Process management is a topic that gets a lot of buzz with big data. Older development styles like Waterfall, Scrum, and Agile are not suited to the zip-fast release schedules required in today’s continuous development environments. Engineers, maintainers and project managers trying to cram new processes into old systems, like Cinderella’s step sisters trying to jam their feet into the glass slipper.
In the meantime, engineers are watching the automated open source process management on sites like GitHub for personal projects wondering why they can’t use this process at their day job.
Well, now you can. This week, GitLab released the new Issue Board. Developed using experiences of GitLab, and other open source companies using innersource processes. Issue Board is a software project management tool that can be used to organize the development of a new feature or application.
Innersource Fed Issue Board Functionality
PayPal, Bloomberg, Bosch, Autodesk, and SanDisk have been working closely with GitLab to implement innersource, which is using open source processes behind company firewalls.

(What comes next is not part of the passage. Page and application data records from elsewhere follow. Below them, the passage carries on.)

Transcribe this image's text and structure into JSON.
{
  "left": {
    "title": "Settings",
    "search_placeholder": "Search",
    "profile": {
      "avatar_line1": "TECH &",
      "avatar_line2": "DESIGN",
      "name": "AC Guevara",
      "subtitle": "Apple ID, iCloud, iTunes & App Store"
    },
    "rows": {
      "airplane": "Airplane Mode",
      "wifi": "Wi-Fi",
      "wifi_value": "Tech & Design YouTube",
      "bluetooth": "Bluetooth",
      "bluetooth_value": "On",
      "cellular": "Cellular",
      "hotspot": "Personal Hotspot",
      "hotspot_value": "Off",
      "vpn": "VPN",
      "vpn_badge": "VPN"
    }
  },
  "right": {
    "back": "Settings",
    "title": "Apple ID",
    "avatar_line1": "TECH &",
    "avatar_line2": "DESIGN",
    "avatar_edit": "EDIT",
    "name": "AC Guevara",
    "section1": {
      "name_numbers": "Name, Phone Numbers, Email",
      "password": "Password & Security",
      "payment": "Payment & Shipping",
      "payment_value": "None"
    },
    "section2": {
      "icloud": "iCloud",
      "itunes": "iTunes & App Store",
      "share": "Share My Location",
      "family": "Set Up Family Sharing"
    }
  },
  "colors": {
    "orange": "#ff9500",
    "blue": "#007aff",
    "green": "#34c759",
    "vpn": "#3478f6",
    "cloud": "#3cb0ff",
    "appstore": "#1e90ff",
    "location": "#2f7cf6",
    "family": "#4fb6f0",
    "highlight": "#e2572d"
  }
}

As reported earlier this month, Panna Pavangadkar, global head of engineering developer experience at Bloomberg, has been collecting best practices since fast-tracking innersource at Bloomberg in 2014. She’s been sharing them with GitLab and with Danese Cooper, a distinguished member of technical staff at PayPal, who is a leader in innersourcing at that company and introduced Pavangadkar to the concept.
GitLab combined the best practices from all its innersource clients with GitLab’s release management experience in developing the Issues Board. But it went one step further, incorporating findings from The International Journal of Computer Applications (IJCA) 2013 study regarding effective release management processes.
This makes the Issue Board comprehensive and designed from experience, not theory. What an interesting concept.
So what is the Issue Board all about?
GitLab CEO and co-founder Sid Sijbrandij said that one advantage is the increased visibility across projects. The Issue Board allows development teams that have dependencies between each other to plan more effectively.
“It’s even easier for cross teams to drill into each other’s work simply by clicking on the issue card, opening the issue, following the commentary, and seeing any linked merged requests,” he said.
Another advantage is that it will look very familiar to current GitHub and GitLab users. “Using GitLab’s existing Label functionality also means that you’ll have all the same filtering and sorting abilities you see across the rest of the product,” said Sijbrandij.
Automation of the process is key. “Lists” represent the steps in the development process. “Lists” are based on your Labels. “Corresponding issues will appear on lists as you create them.” So the Issues board works out of the box with your existing GitLab issues.
Updating Lists is automatic. “When you move issues between lists, the label on the issue is automatically updated,” explained Sijbrandij. “This new label is displayed in the Issue Tracker as well as on the issue itself so even if someone on your team isn’t checking the Issue Board they’ll still have a record of what step an issue is on.”
Bringing It All Together
GitLab created a list of 10 steps, ranging from idea to production, that models the entire software lifecycle process:
- Chat conversation → Mattermost ships with GitLab
- Issue creation → GitLab Issues
- Planning board → GitLab Issue Board
- IDE → Koding + GitLab Integration
- Version control → GitLab Repositories
- Continuous Integration → GitLab CI and GitLab Container Registry
- Code review → GitLab Merge Requests
- Continuous Delivery → GitLab Deploy
- Chatops → plan to ship with Cog
- Feedback -> plan to ship with Cycle Analytics
In addition, the built-in status report allows visibility into the process for all team members across the project.
Want to Learn More?
GitLab will host a webinar this Thursday, September 1, to demo the Issue Board and other new features of GitLab 8.11. Register here.
Image from GitLab.